_Exercise brief_
Copy out every line of the records in which "value" can be found.

------ Excerpted data

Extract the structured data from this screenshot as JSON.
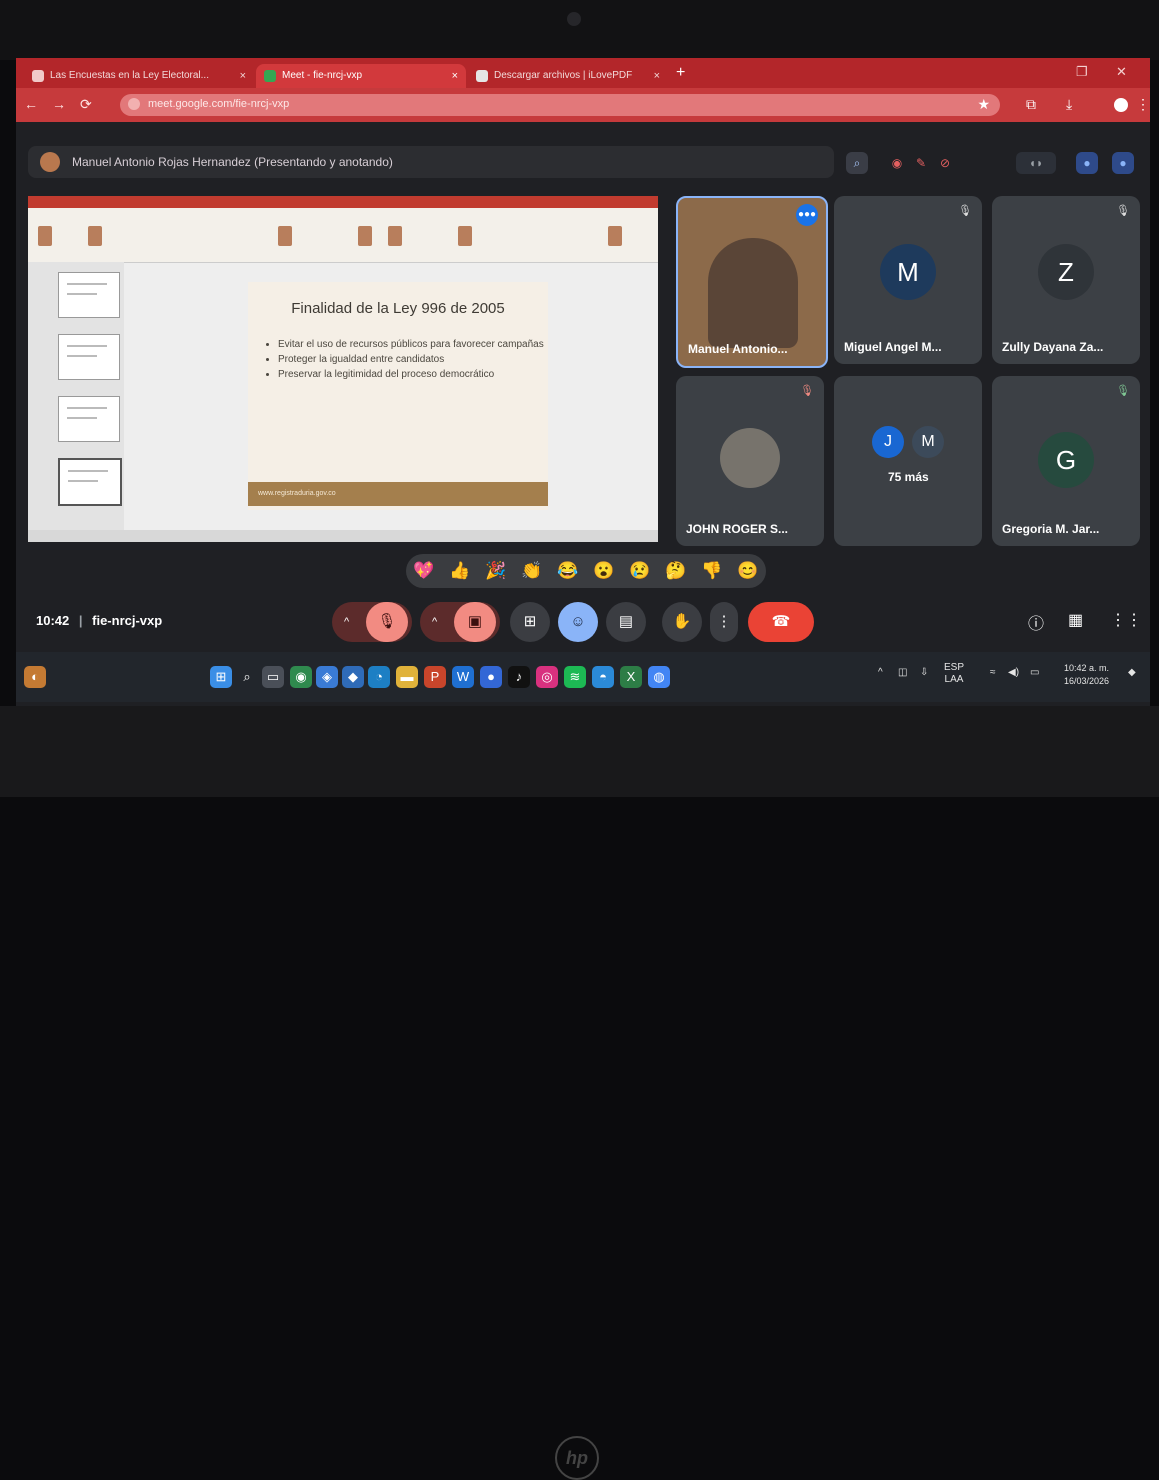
{
  "browser": {
    "tabs": [
      {
        "label": "Las Encuestas en la Ley Electoral...",
        "close": "×"
      },
      {
        "label": "Meet - fie-nrcj-vxp",
        "close": "×"
      },
      {
        "label": "Descargar archivos | iLovePDF",
        "close": "×"
      }
    ],
    "new_tab": "+",
    "url": "meet.google.com/fie-nrcj-vxp"
  },
  "meet": {
    "presenter_text": "Manuel Antonio Rojas Hernandez (Presentando y anotando)",
    "slide": {
      "title": "Finalidad de la Ley 996 de 2005",
      "bullets": [
        "Evitar el uso de recursos públicos para favorecer campañas",
        "Proteger la igualdad entre candidatos",
        "Preservar la legitimidad del proceso democrático"
      ],
      "footer": "www.registraduria.gov.co"
    },
    "participants": [
      {
        "name": "Manuel Antonio..."
      },
      {
        "name": "Miguel Angel M...",
        "initial": "M",
        "color": "#1e3a5c"
      },
      {
        "name": "Zully Dayana Za...",
        "initial": "Z",
        "color": "#2f3439"
      },
      {
        "name": "JOHN ROGER S..."
      },
      {
        "name": "Gregoria M. Jar...",
        "initial": "G",
        "color": "#264a3e"
      }
    ],
    "more": {
      "initials": [
        "J",
        "M"
      ],
      "label": "75 más"
    },
    "reactions": [
      "💖",
      "👍",
      "🎉",
      "👏",
      "😂",
      "😮",
      "😢",
      "🤔",
      "👎",
      "😊"
    ],
    "time": "10:42",
    "meeting_code": "fie-nrcj-vxp",
    "separator": "|"
  },
  "taskbar": {
    "language": "ESP",
    "layout": "LAA",
    "time": "10:42 a. m.",
    "date": "16/03/2026"
  }
}
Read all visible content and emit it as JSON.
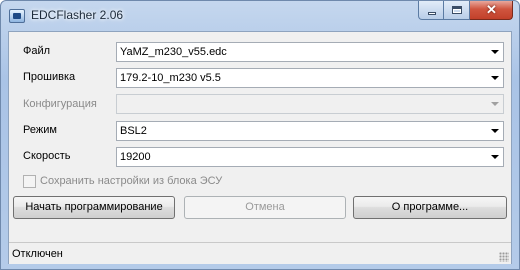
{
  "window": {
    "title": "EDCFlasher 2.06",
    "close_glyph": "✕"
  },
  "form": {
    "file": {
      "label": "Файл",
      "value": "YaMZ_m230_v55.edc"
    },
    "firmware": {
      "label": "Прошивка",
      "value": "179.2-10_m230 v5.5"
    },
    "configuration": {
      "label": "Конфигурация",
      "value": ""
    },
    "mode": {
      "label": "Режим",
      "value": "BSL2"
    },
    "speed": {
      "label": "Скорость",
      "value": "19200"
    },
    "save_settings": {
      "label": "Сохранить настройки из блока ЭСУ",
      "checked": false
    }
  },
  "buttons": {
    "start": "Начать программирование",
    "cancel": "Отмена",
    "about": "О программе..."
  },
  "status": {
    "text": "Отключен"
  },
  "icons": [
    "app-icon",
    "minimize-icon",
    "maximize-icon",
    "close-icon",
    "chevron-down-icon",
    "resize-grip-icon"
  ]
}
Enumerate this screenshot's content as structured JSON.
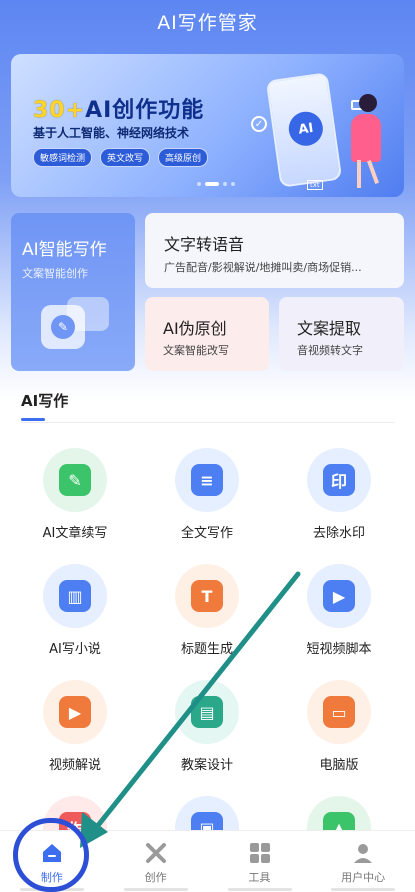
{
  "app": {
    "title": "AI写作管家"
  },
  "banner": {
    "headline_accent": "30+",
    "headline_rest": "AI创作功能",
    "subtitle": "基于人工智能、神经网络技术",
    "tags": [
      "敏感词检测",
      "英文改写",
      "高级原创"
    ],
    "phone_label": "AI",
    "badge": "txt"
  },
  "features": {
    "smart_write": {
      "title": "AI智能写作",
      "subtitle": "文案智能创作"
    },
    "tts": {
      "title": "文字转语音",
      "subtitle": "广告配音/影视解说/地摊叫卖/商场促销..."
    },
    "pseudo": {
      "title": "AI伪原创",
      "subtitle": "文案智能改写"
    },
    "extract": {
      "title": "文案提取",
      "subtitle": "音视频转文字"
    }
  },
  "section": {
    "title": "AI写作"
  },
  "tools": [
    {
      "label": "AI文章续写",
      "icon": "pen-icon",
      "bg": "#e4f6ea",
      "fg": "#3cc46a",
      "glyph": "✎"
    },
    {
      "label": "全文写作",
      "icon": "document-icon",
      "bg": "#e6efff",
      "fg": "#4d7ff2",
      "glyph": "≡"
    },
    {
      "label": "去除水印",
      "icon": "stamp-icon",
      "bg": "#e6efff",
      "fg": "#4d7ff2",
      "glyph": "印"
    },
    {
      "label": "AI写小说",
      "icon": "book-icon",
      "bg": "#e6efff",
      "fg": "#4d7ff2",
      "glyph": "▥"
    },
    {
      "label": "标题生成",
      "icon": "title-icon",
      "bg": "#fff0e6",
      "fg": "#f07a3c",
      "glyph": "T"
    },
    {
      "label": "短视频脚本",
      "icon": "video-camera-icon",
      "bg": "#e6efff",
      "fg": "#4d7ff2",
      "glyph": "▶"
    },
    {
      "label": "视频解说",
      "icon": "film-icon",
      "bg": "#fff0e6",
      "fg": "#f07a3c",
      "glyph": "▶"
    },
    {
      "label": "教案设计",
      "icon": "notebook-icon",
      "bg": "#e4f7f3",
      "fg": "#2aa889",
      "glyph": "▤"
    },
    {
      "label": "电脑版",
      "icon": "monitor-icon",
      "bg": "#fff0e6",
      "fg": "#f07a3c",
      "glyph": "▭"
    }
  ],
  "partial_tools": [
    {
      "icon": "partial-red-icon",
      "bg": "#ffe9e9",
      "fg": "#ef5a5a",
      "glyph": "作"
    },
    {
      "icon": "partial-save-icon",
      "bg": "#e6efff",
      "fg": "#4d7ff2",
      "glyph": "▣"
    },
    {
      "icon": "partial-green-icon",
      "bg": "#e4f6ea",
      "fg": "#3cc46a",
      "glyph": "▲"
    }
  ],
  "nav": [
    {
      "label": "制作",
      "icon": "home-icon",
      "active": true
    },
    {
      "label": "创作",
      "icon": "tools-icon",
      "active": false
    },
    {
      "label": "工具",
      "icon": "grid-icon",
      "active": false
    },
    {
      "label": "用户中心",
      "icon": "user-icon",
      "active": false
    }
  ],
  "colors": {
    "accent": "#3d6ef0",
    "annotation": "#1f8f87",
    "ring": "#2d4fd6"
  }
}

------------

_Written response_
      "value": "YaMZ_m230_v55.edc"
      "value": "179.2-10_m230 v5.5"
      "value": ""
      "value": "BSL2"
      "value": "19200"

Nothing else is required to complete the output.